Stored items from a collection
====

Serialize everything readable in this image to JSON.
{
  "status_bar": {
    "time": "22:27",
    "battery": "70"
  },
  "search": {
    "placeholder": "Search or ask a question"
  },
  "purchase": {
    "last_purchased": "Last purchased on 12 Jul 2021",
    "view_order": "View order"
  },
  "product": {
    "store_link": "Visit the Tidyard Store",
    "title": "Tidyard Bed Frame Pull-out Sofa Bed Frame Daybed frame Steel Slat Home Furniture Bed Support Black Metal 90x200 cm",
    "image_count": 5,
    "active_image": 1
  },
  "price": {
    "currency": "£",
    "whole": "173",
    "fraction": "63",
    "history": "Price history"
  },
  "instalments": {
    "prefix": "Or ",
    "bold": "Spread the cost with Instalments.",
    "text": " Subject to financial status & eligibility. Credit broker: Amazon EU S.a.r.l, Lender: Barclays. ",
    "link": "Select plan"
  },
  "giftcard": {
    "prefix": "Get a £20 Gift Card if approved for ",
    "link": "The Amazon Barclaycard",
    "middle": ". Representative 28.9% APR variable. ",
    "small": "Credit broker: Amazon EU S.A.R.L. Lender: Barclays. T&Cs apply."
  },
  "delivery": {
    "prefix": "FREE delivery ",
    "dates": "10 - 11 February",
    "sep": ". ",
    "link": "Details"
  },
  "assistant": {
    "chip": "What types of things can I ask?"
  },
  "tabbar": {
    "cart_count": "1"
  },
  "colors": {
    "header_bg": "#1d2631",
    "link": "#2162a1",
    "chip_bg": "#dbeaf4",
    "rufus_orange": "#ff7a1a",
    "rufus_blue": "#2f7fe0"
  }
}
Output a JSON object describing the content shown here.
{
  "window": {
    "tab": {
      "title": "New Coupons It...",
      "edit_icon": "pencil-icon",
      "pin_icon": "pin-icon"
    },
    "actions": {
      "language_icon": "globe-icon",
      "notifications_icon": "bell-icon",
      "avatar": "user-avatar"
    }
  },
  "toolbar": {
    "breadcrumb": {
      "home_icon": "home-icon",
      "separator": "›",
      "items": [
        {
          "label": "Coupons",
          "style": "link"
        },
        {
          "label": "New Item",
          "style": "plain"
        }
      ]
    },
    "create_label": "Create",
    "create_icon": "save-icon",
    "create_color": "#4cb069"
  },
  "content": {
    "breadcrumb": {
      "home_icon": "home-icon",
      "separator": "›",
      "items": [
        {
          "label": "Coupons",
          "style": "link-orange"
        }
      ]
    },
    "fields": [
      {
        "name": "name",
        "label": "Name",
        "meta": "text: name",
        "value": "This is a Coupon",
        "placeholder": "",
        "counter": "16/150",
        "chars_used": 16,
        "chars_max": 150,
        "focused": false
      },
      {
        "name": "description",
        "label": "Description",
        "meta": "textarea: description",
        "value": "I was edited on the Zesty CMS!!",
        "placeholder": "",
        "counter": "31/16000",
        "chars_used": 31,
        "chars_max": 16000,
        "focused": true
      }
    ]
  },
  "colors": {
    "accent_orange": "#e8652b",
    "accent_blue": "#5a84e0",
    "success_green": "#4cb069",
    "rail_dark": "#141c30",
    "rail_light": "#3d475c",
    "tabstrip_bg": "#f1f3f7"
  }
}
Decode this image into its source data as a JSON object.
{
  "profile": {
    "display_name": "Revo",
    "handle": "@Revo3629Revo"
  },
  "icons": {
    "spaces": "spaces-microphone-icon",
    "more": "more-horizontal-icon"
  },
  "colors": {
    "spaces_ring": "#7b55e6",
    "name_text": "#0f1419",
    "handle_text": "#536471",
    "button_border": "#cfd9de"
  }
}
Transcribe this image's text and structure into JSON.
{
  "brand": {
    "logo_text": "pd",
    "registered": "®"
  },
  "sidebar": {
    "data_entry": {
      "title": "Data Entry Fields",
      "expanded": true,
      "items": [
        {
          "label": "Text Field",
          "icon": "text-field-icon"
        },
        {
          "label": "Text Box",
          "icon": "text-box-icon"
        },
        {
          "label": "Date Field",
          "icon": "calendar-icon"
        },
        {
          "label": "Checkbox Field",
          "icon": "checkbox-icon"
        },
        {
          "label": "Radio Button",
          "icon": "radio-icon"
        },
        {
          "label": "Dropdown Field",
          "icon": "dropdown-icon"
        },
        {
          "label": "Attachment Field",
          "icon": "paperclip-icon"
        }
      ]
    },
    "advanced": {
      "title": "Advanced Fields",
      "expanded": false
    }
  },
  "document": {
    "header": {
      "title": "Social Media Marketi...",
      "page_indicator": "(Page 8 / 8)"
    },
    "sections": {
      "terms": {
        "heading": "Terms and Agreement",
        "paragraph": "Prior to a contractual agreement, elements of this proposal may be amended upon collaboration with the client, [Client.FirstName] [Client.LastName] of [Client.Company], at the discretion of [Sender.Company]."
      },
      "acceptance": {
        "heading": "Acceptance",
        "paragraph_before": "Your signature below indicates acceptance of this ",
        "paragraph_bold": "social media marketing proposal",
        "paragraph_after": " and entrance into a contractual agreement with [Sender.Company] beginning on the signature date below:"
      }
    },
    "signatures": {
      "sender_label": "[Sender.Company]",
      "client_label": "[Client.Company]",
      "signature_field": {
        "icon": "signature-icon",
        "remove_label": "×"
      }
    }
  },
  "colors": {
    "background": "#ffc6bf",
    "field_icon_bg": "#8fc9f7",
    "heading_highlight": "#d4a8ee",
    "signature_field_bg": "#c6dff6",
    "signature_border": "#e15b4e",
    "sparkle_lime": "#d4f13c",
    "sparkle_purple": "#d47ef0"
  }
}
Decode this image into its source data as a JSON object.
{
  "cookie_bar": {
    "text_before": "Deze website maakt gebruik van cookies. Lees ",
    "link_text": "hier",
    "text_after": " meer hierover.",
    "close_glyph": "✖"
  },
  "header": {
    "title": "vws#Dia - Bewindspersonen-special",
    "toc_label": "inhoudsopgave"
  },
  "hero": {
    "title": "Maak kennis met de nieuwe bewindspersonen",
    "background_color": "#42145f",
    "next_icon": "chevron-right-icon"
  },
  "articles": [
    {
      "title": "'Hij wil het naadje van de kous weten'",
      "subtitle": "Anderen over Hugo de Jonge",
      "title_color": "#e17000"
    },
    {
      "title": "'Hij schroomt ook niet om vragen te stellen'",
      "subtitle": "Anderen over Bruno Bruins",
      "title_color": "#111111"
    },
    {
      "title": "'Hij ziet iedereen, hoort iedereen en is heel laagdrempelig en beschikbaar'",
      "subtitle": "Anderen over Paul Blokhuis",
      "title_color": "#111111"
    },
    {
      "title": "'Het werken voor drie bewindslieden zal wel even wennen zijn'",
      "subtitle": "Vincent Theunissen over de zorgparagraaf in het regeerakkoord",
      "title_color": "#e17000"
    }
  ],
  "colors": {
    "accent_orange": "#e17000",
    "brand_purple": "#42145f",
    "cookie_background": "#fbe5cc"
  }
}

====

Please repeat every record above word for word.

# Answer to the problem
Serialize everything readable in this image to JSON.
{
  "status_bar": {
    "time": "22:27",
    "battery": "70"
  },
  "search": {
    "placeholder": "Search or ask a question"
  },
  "purchase": {
    "last_purchased": "Last purchased on 12 Jul 2021",
    "view_order": "View order"
  },
  "product": {
    "store_link": "Visit the Tidyard Store",
    "title": "Tidyard Bed Frame Pull-out Sofa Bed Frame Daybed frame Steel Slat Home Furniture Bed Support Black Metal 90x200 cm",
    "image_count": 5,
    "active_image": 1
  },
  "price": {
    "currency": "£",
    "whole": "173",
    "fraction": "63",
    "history": "Price history"
  },
  "instalments": {
    "prefix": "Or ",
    "bold": "Spread the cost with Instalments.",
    "text": " Subject to financial status & eligibility. Credit broker: Amazon EU S.a.r.l, Lender: Barclays. ",
    "link": "Select plan"
  },
  "giftcard": {
    "prefix": "Get a £20 Gift Card if approved for ",
    "link": "The Amazon Barclaycard",
    "middle": ". Representative 28.9% APR variable. ",
    "small": "Credit broker: Amazon EU S.A.R.L. Lender: Barclays. T&Cs apply."
  },
  "delivery": {
    "prefix": "FREE delivery ",
    "dates": "10 - 11 February",
    "sep": ". ",
    "link": "Details"
  },
  "assistant": {
    "chip": "What types of things can I ask?"
  },
  "tabbar": {
    "cart_count": "1"
  },
  "colors": {
    "header_bg": "#1d2631",
    "link": "#2162a1",
    "chip_bg": "#dbeaf4",
    "rufus_orange": "#ff7a1a",
    "rufus_blue": "#2f7fe0"
  }
}
Output a JSON object describing the content shown here.
{
  "window": {
    "tab": {
      "title": "New Coupons It...",
      "edit_icon": "pencil-icon",
      "pin_icon": "pin-icon"
    },
    "actions": {
      "language_icon": "globe-icon",
      "notifications_icon": "bell-icon",
      "avatar": "user-avatar"
    }
  },
  "toolbar": {
    "breadcrumb": {
      "home_icon": "home-icon",
      "separator": "›",
      "items": [
        {
          "label": "Coupons",
          "style": "link"
        },
        {
          "label": "New Item",
          "style": "plain"
        }
      ]
    },
    "create_label": "Create",
    "create_icon": "save-icon",
    "create_color": "#4cb069"
  },
  "content": {
    "breadcrumb": {
      "home_icon": "home-icon",
      "separator": "›",
      "items": [
        {
          "label": "Coupons",
          "style": "link-orange"
        }
      ]
    },
    "fields": [
      {
        "name": "name",
        "label": "Name",
        "meta": "text: name",
        "value": "This is a Coupon",
        "placeholder": "",
        "counter": "16/150",
        "chars_used": 16,
        "chars_max": 150,
        "focused": false
      },
      {
        "name": "description",
        "label": "Description",
        "meta": "textarea: description",
        "value": "I was edited on the Zesty CMS!!",
        "placeholder": "",
        "counter": "31/16000",
        "chars_used": 31,
        "chars_max": 16000,
        "focused": true
      }
    ]
  },
  "colors": {
    "accent_orange": "#e8652b",
    "accent_blue": "#5a84e0",
    "success_green": "#4cb069",
    "rail_dark": "#141c30",
    "rail_light": "#3d475c",
    "tabstrip_bg": "#f1f3f7"
  }
}
Decode this image into its source data as a JSON object.
{
  "profile": {
    "display_name": "Revo",
    "handle": "@Revo3629Revo"
  },
  "icons": {
    "spaces": "spaces-microphone-icon",
    "more": "more-horizontal-icon"
  },
  "colors": {
    "spaces_ring": "#7b55e6",
    "name_text": "#0f1419",
    "handle_text": "#536471",
    "button_border": "#cfd9de"
  }
}
Transcribe this image's text and structure into JSON.
{
  "brand": {
    "logo_text": "pd",
    "registered": "®"
  },
  "sidebar": {
    "data_entry": {
      "title": "Data Entry Fields",
      "expanded": true,
      "items": [
        {
          "label": "Text Field",
          "icon": "text-field-icon"
        },
        {
          "label": "Text Box",
          "icon": "text-box-icon"
        },
        {
          "label": "Date Field",
          "icon": "calendar-icon"
        },
        {
          "label": "Checkbox Field",
          "icon": "checkbox-icon"
        },
        {
          "label": "Radio Button",
          "icon": "radio-icon"
        },
        {
          "label": "Dropdown Field",
          "icon": "dropdown-icon"
        },
        {
          "label": "Attachment Field",
          "icon": "paperclip-icon"
        }
      ]
    },
    "advanced": {
      "title": "Advanced Fields",
      "expanded": false
    }
  },
  "document": {
    "header": {
      "title": "Social Media Marketi...",
      "page_indicator": "(Page 8 / 8)"
    },
    "sections": {
      "terms": {
        "heading": "Terms and Agreement",
        "paragraph": "Prior to a contractual agreement, elements of this proposal may be amended upon collaboration with the client, [Client.FirstName] [Client.LastName] of [Client.Company], at the discretion of [Sender.Company]."
      },
      "acceptance": {
        "heading": "Acceptance",
        "paragraph_before": "Your signature below indicates acceptance of this ",
        "paragraph_bold": "social media marketing proposal",
        "paragraph_after": " and entrance into a contractual agreement with [Sender.Company] beginning on the signature date below:"
      }
    },
    "signatures": {
      "sender_label": "[Sender.Company]",
      "client_label": "[Client.Company]",
      "signature_field": {
        "icon": "signature-icon",
        "remove_label": "×"
      }
    }
  },
  "colors": {
    "background": "#ffc6bf",
    "field_icon_bg": "#8fc9f7",
    "heading_highlight": "#d4a8ee",
    "signature_field_bg": "#c6dff6",
    "signature_border": "#e15b4e",
    "sparkle_lime": "#d4f13c",
    "sparkle_purple": "#d47ef0"
  }
}
Decode this image into its source data as a JSON object.
{
  "cookie_bar": {
    "text_before": "Deze website maakt gebruik van cookies. Lees ",
    "link_text": "hier",
    "text_after": " meer hierover.",
    "close_glyph": "✖"
  },
  "header": {
    "title": "vws#Dia - Bewindspersonen-special",
    "toc_label": "inhoudsopgave"
  },
  "hero": {
    "title": "Maak kennis met de nieuwe bewindspersonen",
    "background_color": "#42145f",
    "next_icon": "chevron-right-icon"
  },
  "articles": [
    {
      "title": "'Hij wil het naadje van de kous weten'",
      "subtitle": "Anderen over Hugo de Jonge",
      "title_color": "#e17000"
    },
    {
      "title": "'Hij schroomt ook niet om vragen te stellen'",
      "subtitle": "Anderen over Bruno Bruins",
      "title_color": "#111111"
    },
    {
      "title": "'Hij ziet iedereen, hoort iedereen en is heel laagdrempelig en beschikbaar'",
      "subtitle": "Anderen over Paul Blokhuis",
      "title_color": "#111111"
    },
    {
      "title": "'Het werken voor drie bewindslieden zal wel even wennen zijn'",
      "subtitle": "Vincent Theunissen over de zorgparagraaf in het regeerakkoord",
      "title_color": "#e17000"
    }
  ],
  "colors": {
    "accent_orange": "#e17000",
    "brand_purple": "#42145f",
    "cookie_background": "#fbe5cc"
  }
}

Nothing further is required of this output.